People are ALSO complaining that our “warmonger” Prime Minister got us “into” this. Well, to be honest, I’ve never really liked Stephen Harper very much, but I don’t feel he’s to blame for committing us to combatting ISIS alongside our American cousins. That absolutely needs to be done. And – as for Mr. Harper – I may not have voted for him, but I certainly don’t want to see him shot. That would be very un-Canadian. If we want to, we will vote him out. And – for now – he may be the best man on a list of fairly mediocre choices.

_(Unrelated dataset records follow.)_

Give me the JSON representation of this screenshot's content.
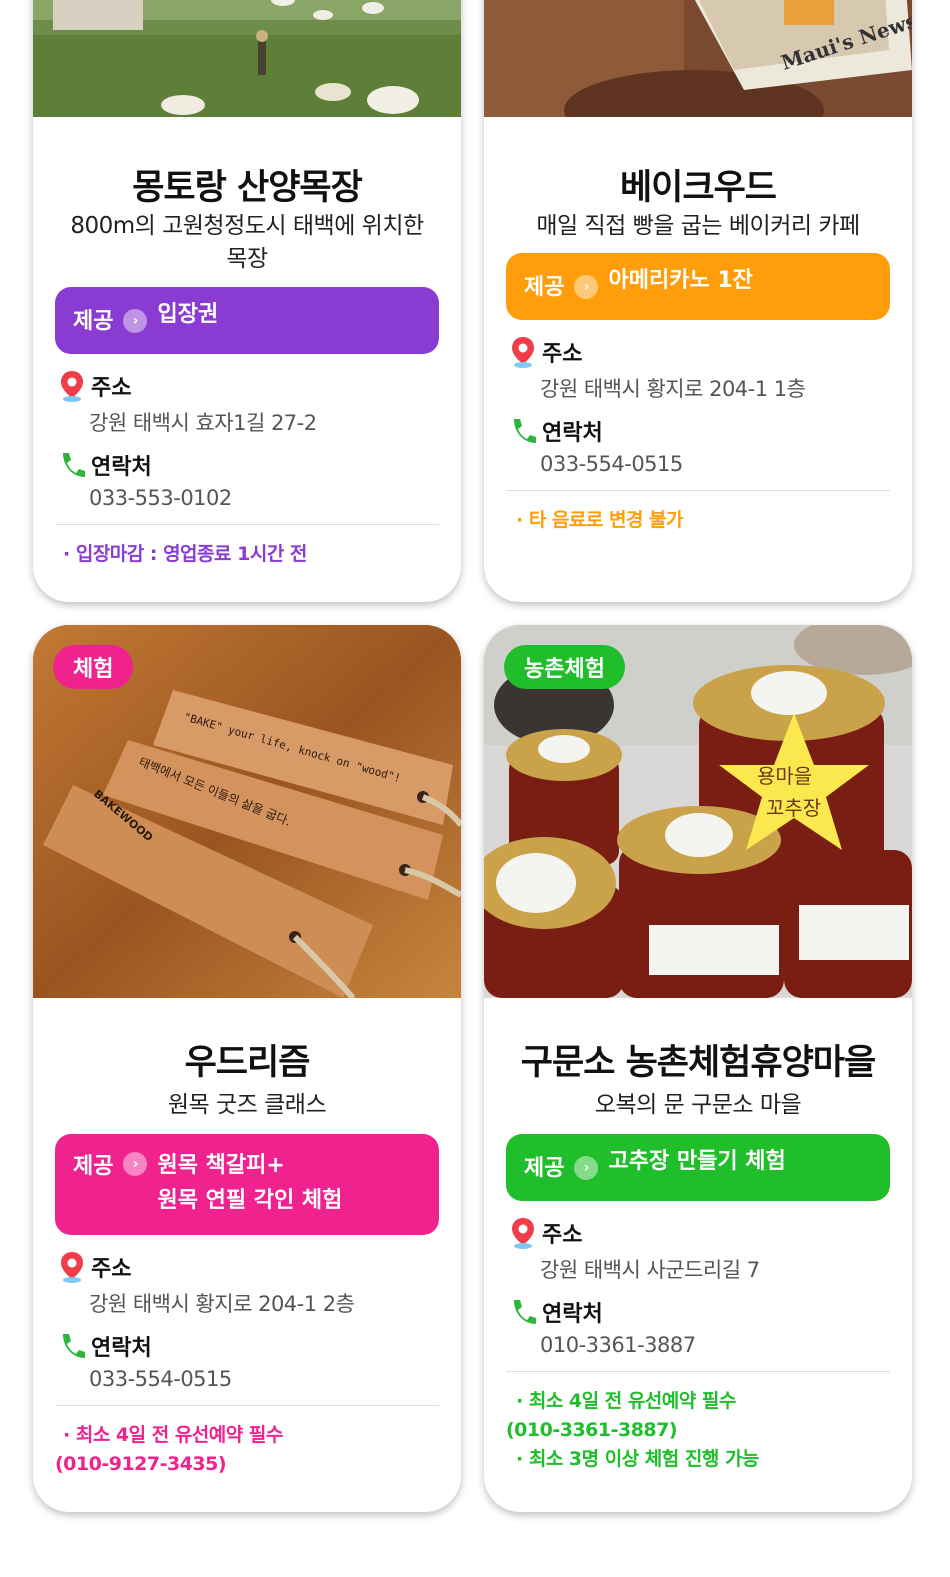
{
  "cards": [
    {
      "title": "몽토랑 산양목장",
      "desc": "800m의 고원청정도시 태백에 위치한 목장",
      "offer": {
        "prefix": "제공",
        "text": "입장권",
        "color": "#8a3bd1"
      },
      "address_label": "주소",
      "address": "강원 태백시 효자1길 27-2",
      "contact_label": "연락처",
      "phone": "033-553-0102",
      "notes": [
        "· 입장마감 : 영업종료 1시간 전"
      ],
      "note_color": "#8a3bd1"
    },
    {
      "title": "베이크우드",
      "desc": "매일 직접 빵을 굽는 베이커리 카페",
      "offer": {
        "prefix": "제공",
        "text": "아메리카노 1잔",
        "color": "#ff9d0a"
      },
      "address_label": "주소",
      "address": "강원 태백시 황지로 204-1 1층",
      "contact_label": "연락처",
      "phone": "033-554-0515",
      "notes": [
        "· 타 음료로 변경 불가"
      ],
      "note_color": "#ff9d0a"
    },
    {
      "badge": "체험",
      "badge_color": "#f0228e",
      "title": "우드리즘",
      "desc": "원목 굿즈 클래스",
      "offer": {
        "prefix": "제공",
        "text_line1": "원목 책갈피+",
        "text_line2": "원목 연필 각인 체험",
        "color": "#f0228e"
      },
      "address_label": "주소",
      "address": "강원 태백시 황지로 204-1 2층",
      "contact_label": "연락처",
      "phone": "033-554-0515",
      "notes": [
        "· 최소 4일 전 유선예약 필수",
        "(010-9127-3435)"
      ],
      "note_color": "#f0228e",
      "photo_text": [
        "\"BAKE\" your life, knock on \"wood\"!",
        "태백에서 모든 이들의 삶을 굽다.",
        "BAKEWOOD"
      ]
    },
    {
      "badge": "농촌체험",
      "badge_color": "#1fbe2a",
      "title": "구문소 농촌체험휴양마을",
      "desc": "오복의 문 구문소 마을",
      "offer": {
        "prefix": "제공",
        "text": "고추장 만들기 체험",
        "color": "#1fbe2a"
      },
      "address_label": "주소",
      "address": "강원 태백시 사군드리길 7",
      "contact_label": "연락처",
      "phone": "010-3361-3887",
      "notes": [
        "· 최소 4일 전 유선예약 필수",
        "(010-3361-3887)",
        "· 최소 3명 이상 체험 진행 가능"
      ],
      "note_color": "#1fbe2a",
      "photo_text": [
        "용마을",
        "꼬추장"
      ]
    }
  ],
  "photo1_sign": "Maui's News"
}
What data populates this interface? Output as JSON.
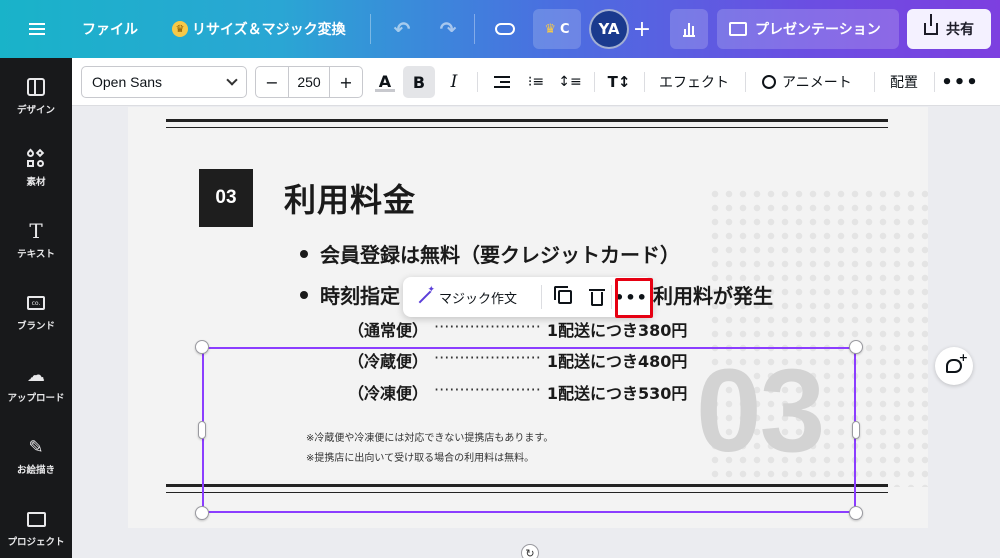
{
  "topbar": {
    "file_label": "ファイル",
    "resize_label": "リサイズ＆マジック変換",
    "pro_label": "C",
    "avatar_initials": "YA",
    "present_label": "プレゼンテーション",
    "share_label": "共有",
    "icons": {
      "menu": "hamburger-icon",
      "crown": "crown-icon",
      "undo": "undo-icon",
      "redo": "redo-icon",
      "cloud": "cloud-icon",
      "plus": "plus-icon",
      "stats": "bar-chart-icon",
      "present": "present-icon",
      "share": "share-icon"
    }
  },
  "sidebar": {
    "items": [
      {
        "label": "デザイン",
        "icon": "design-icon"
      },
      {
        "label": "素材",
        "icon": "elements-icon"
      },
      {
        "label": "テキスト",
        "icon": "text-icon"
      },
      {
        "label": "ブランド",
        "icon": "brand-icon"
      },
      {
        "label": "アップロード",
        "icon": "upload-icon"
      },
      {
        "label": "お絵描き",
        "icon": "draw-icon"
      },
      {
        "label": "プロジェクト",
        "icon": "folder-icon"
      }
    ]
  },
  "format_toolbar": {
    "font_name": "Open Sans",
    "font_size": "250",
    "minus": "−",
    "plus": "+",
    "color_letter": "A",
    "bold_letter": "B",
    "italic_letter": "I",
    "text_fx_symbol": "T↕",
    "effect_label": "エフェクト",
    "anime_label": "アニメート",
    "layout_label": "配置",
    "more_symbol": "•••"
  },
  "slide": {
    "badge_number": "03",
    "title": "利用料金",
    "bullet1": "会員登録は無料（要クレジットカード）",
    "bullet2_start": "時刻指定",
    "bullet2_end": "利用料が発生",
    "rates": [
      {
        "type": "（通常便）",
        "leader": "·····················",
        "price": "1配送につき380円"
      },
      {
        "type": "（冷蔵便）",
        "leader": "·····················",
        "price": "1配送につき480円"
      },
      {
        "type": "（冷凍便）",
        "leader": "·····················",
        "price": "1配送につき530円"
      }
    ],
    "big_number": "03",
    "note1": "※冷蔵便や冷凍便には対応できない提携店もあります。",
    "note2": "※提携店に出向いて受け取る場合の利用料は無料。"
  },
  "context_menu": {
    "magic_label": "マジック作文",
    "more_symbol": "•••",
    "icons": {
      "magic": "magic-wand-icon",
      "duplicate": "duplicate-icon",
      "delete": "trash-icon",
      "more": "more-icon"
    }
  },
  "colors": {
    "selection": "#8b3dff",
    "highlight": "#e60012",
    "sidebar_bg": "#18191b"
  }
}
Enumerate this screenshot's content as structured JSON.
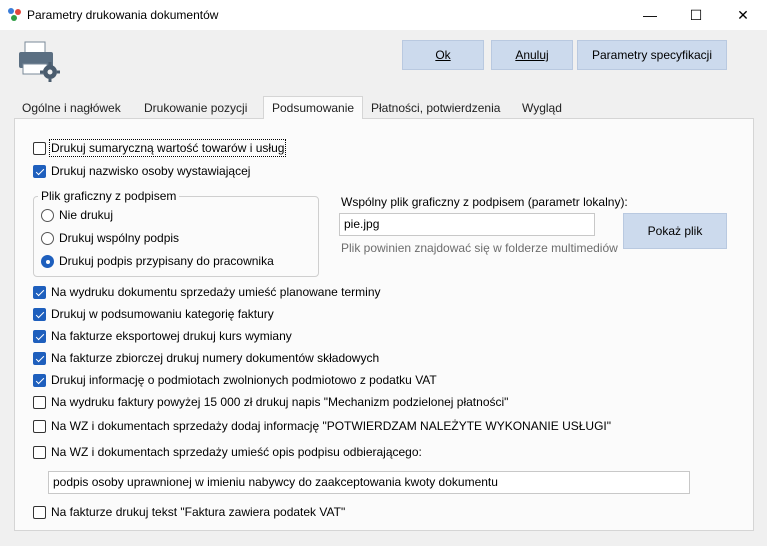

The LAST point I want to address is the anti-Muslim backlash that’s so certain to come from a certain, ignorant sector of our population. But it’s easy to see how Canadians really feel about this issue. Just ask the people in Cold Lake, Alberta, who showed up last week en-mass to clean and repair their vandalised local mosque. Vandals – how can you call yourselves Canadian when you don’t even get what’s so great about this country in the first place? Where were you when CBC was running Little Mosque on the Prairie?
What terrorists don’t seem to ever get straight is that – the more you try to intimidate and bully us – the more it gets our back up. Canadians will just get mad. And it is our firm belief that – in the long run – our way of doing things will carry the day.
Why? Because Muslims are welcome here. They can live in this great country, with its civil society and free health care, and their daughters can go to school. Let’s not forget that Canada had planned to honour Nobel Peace Prize winner Malala Yousafzai with Canadian citizenship that very day. Mr. Extremist would like Muslims to forget that Canada is on their side. On the other hand, Mr. Extremist would ALSO to make his point so loudly that the message of Malala is drowned out and we Canadians forget that there are good Muslims out there. There are loads of good Muslims out there.
Cold Lake proves Zehaf-Bibeau was wrong. You can’t win, Mr. Terrorist. You will just piss us all off. We will gain up on you, as Canadians of every stripe. We will repaint our mosque and then grab some Timmies. Together.
Because Ottawa is strong, and Canadians are, and will remain, strong and free. Our next-door neighbours don’t own AK47’s (okay, that’s one possible difference between us and the Yanks). We still believe in helping each other. We believe in having a parliament Canadians are free to walk into, and – if you walk in with a rifle – some little old lady with a hockey stick will beat the crap out of you when you stop to re-load. If Kevin Vickers doesn’t get you first.
And so, I am still Canadian, and proud of it.
All for now,